__Problem to solve__.
Return all of the data verbatim, dropping any picture.

__Stored dataset items__.
════════

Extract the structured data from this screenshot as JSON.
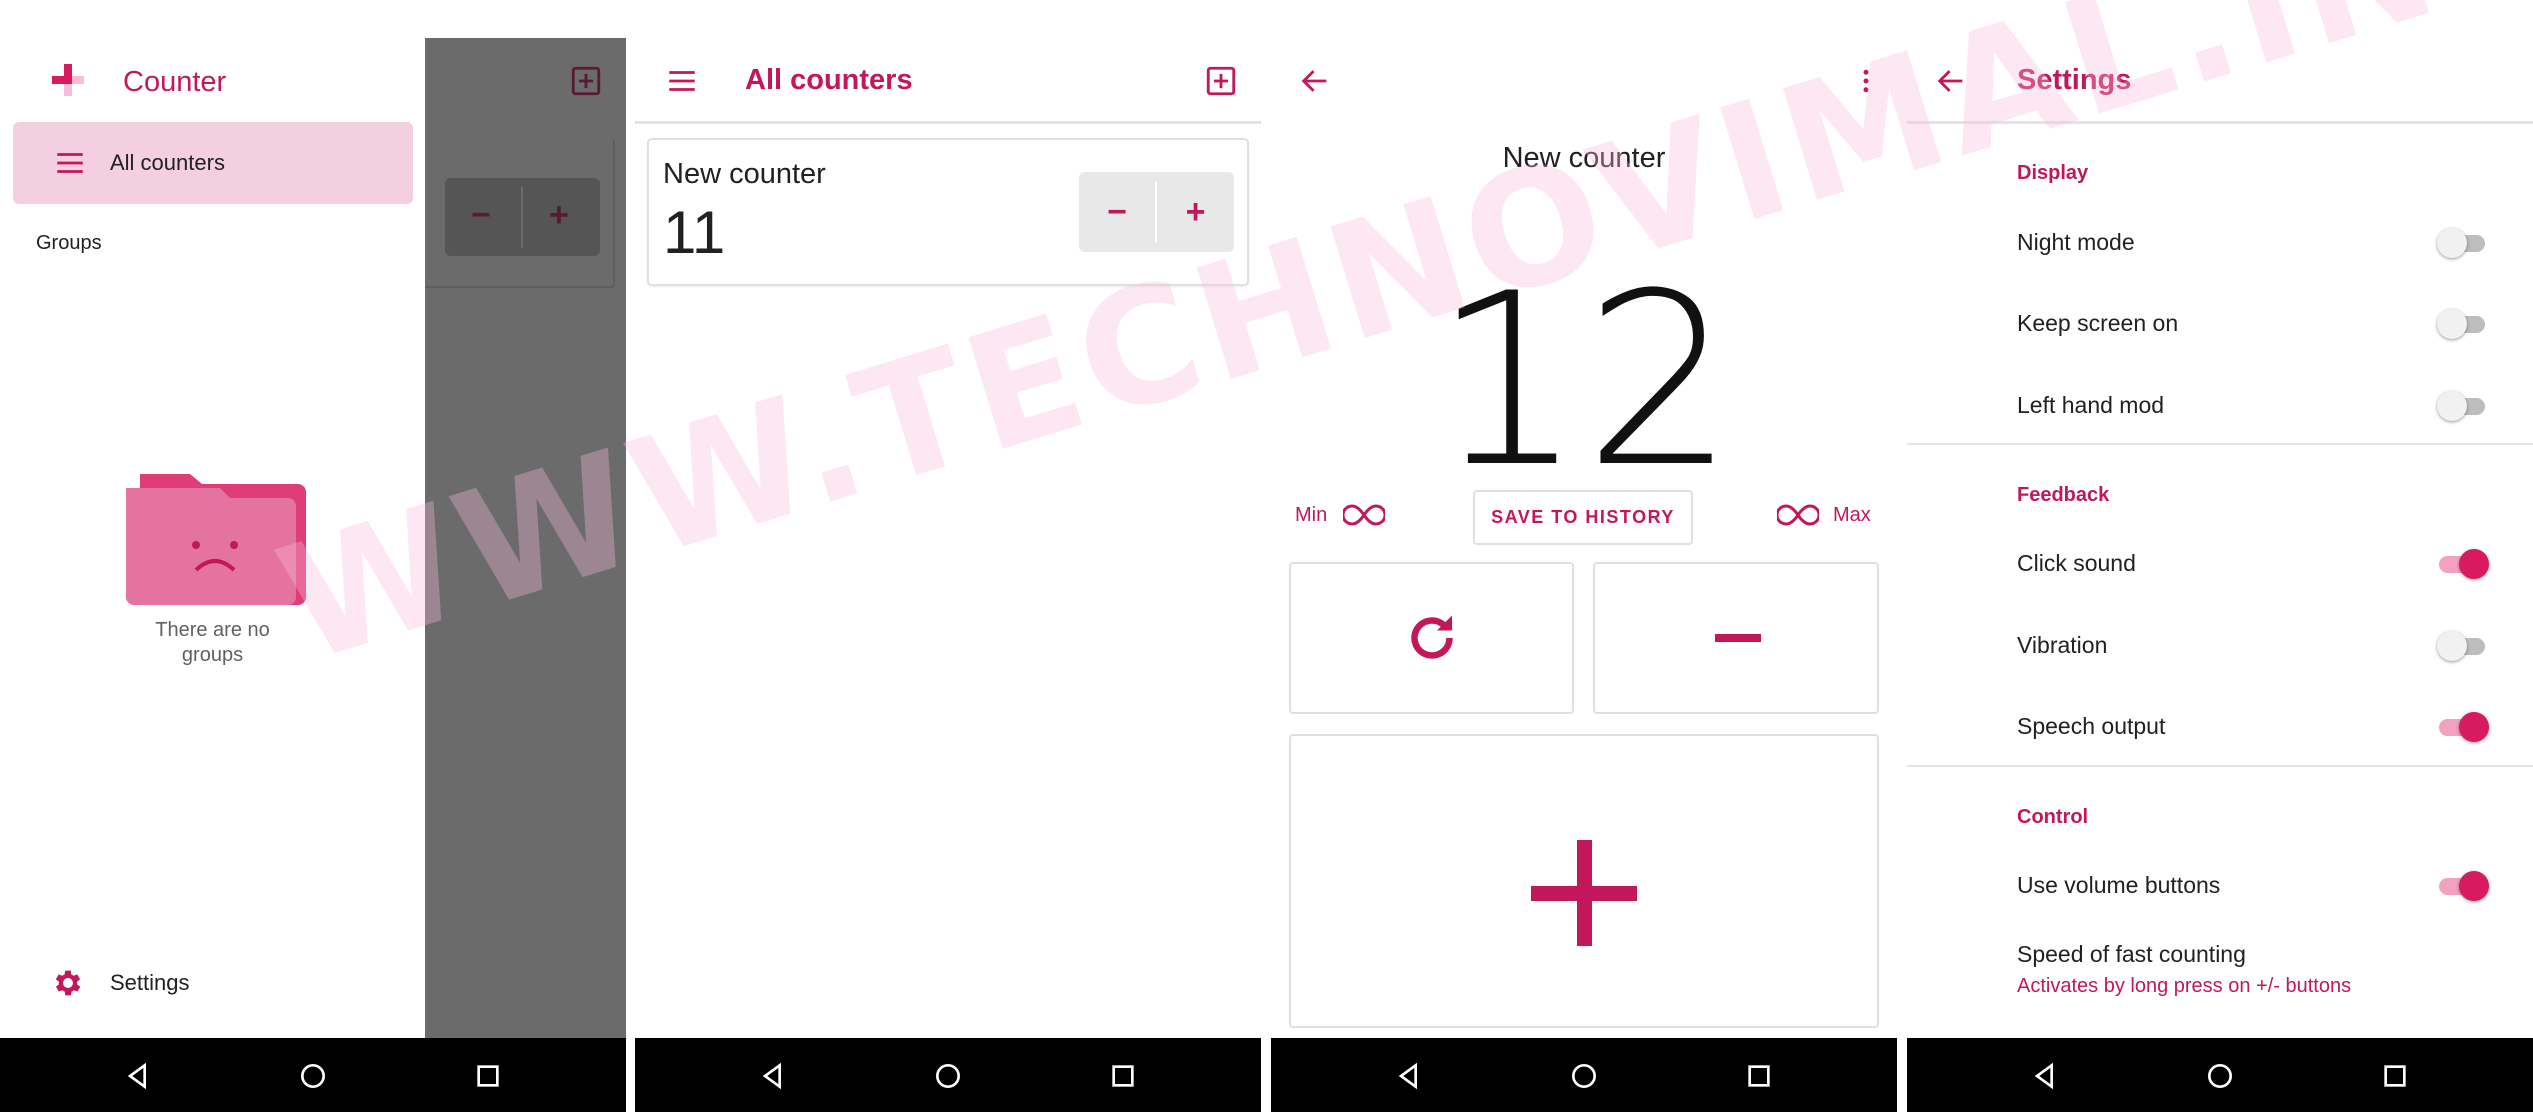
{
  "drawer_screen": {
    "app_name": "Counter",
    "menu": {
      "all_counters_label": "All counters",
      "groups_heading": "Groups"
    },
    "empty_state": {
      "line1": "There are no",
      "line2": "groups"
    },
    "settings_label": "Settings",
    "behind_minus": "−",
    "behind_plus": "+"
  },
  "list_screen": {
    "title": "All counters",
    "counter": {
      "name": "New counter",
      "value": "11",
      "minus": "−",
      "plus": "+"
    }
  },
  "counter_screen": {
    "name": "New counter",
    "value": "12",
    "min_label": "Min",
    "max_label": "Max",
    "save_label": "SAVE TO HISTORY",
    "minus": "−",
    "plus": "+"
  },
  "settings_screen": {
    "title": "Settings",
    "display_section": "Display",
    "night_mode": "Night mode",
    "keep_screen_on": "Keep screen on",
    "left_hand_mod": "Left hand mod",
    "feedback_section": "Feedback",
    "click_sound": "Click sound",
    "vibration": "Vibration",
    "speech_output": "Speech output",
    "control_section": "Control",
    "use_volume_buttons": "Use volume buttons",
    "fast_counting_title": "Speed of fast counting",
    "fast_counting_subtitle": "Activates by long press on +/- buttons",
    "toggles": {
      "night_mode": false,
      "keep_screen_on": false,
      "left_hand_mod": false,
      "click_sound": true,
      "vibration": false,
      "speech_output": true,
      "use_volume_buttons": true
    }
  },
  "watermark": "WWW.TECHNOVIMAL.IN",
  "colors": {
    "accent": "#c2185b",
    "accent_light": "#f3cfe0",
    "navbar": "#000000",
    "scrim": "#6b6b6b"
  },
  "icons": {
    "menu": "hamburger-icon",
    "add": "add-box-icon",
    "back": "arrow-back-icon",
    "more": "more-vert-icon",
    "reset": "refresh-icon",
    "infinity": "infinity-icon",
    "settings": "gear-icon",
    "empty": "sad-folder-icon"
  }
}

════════

__Response to this task__.
Extract the structured data from this screenshot as JSON.
{
  "drawer_screen": {
    "app_name": "Counter",
    "menu": {
      "all_counters_label": "All counters",
      "groups_heading": "Groups"
    },
    "empty_state": {
      "line1": "There are no",
      "line2": "groups"
    },
    "settings_label": "Settings",
    "behind_minus": "−",
    "behind_plus": "+"
  },
  "list_screen": {
    "title": "All counters",
    "counter": {
      "name": "New counter",
      "value": "11",
      "minus": "−",
      "plus": "+"
    }
  },
  "counter_screen": {
    "name": "New counter",
    "value": "12",
    "min_label": "Min",
    "max_label": "Max",
    "save_label": "SAVE TO HISTORY",
    "minus": "−",
    "plus": "+"
  },
  "settings_screen": {
    "title": "Settings",
    "display_section": "Display",
    "night_mode": "Night mode",
    "keep_screen_on": "Keep screen on",
    "left_hand_mod": "Left hand mod",
    "feedback_section": "Feedback",
    "click_sound": "Click sound",
    "vibration": "Vibration",
    "speech_output": "Speech output",
    "control_section": "Control",
    "use_volume_buttons": "Use volume buttons",
    "fast_counting_title": "Speed of fast counting",
    "fast_counting_subtitle": "Activates by long press on +/- buttons",
    "toggles": {
      "night_mode": false,
      "keep_screen_on": false,
      "left_hand_mod": false,
      "click_sound": true,
      "vibration": false,
      "speech_output": true,
      "use_volume_buttons": true
    }
  },
  "watermark": "WWW.TECHNOVIMAL.IN",
  "colors": {
    "accent": "#c2185b",
    "accent_light": "#f3cfe0",
    "navbar": "#000000",
    "scrim": "#6b6b6b"
  },
  "icons": {
    "menu": "hamburger-icon",
    "add": "add-box-icon",
    "back": "arrow-back-icon",
    "more": "more-vert-icon",
    "reset": "refresh-icon",
    "infinity": "infinity-icon",
    "settings": "gear-icon",
    "empty": "sad-folder-icon"
  }
}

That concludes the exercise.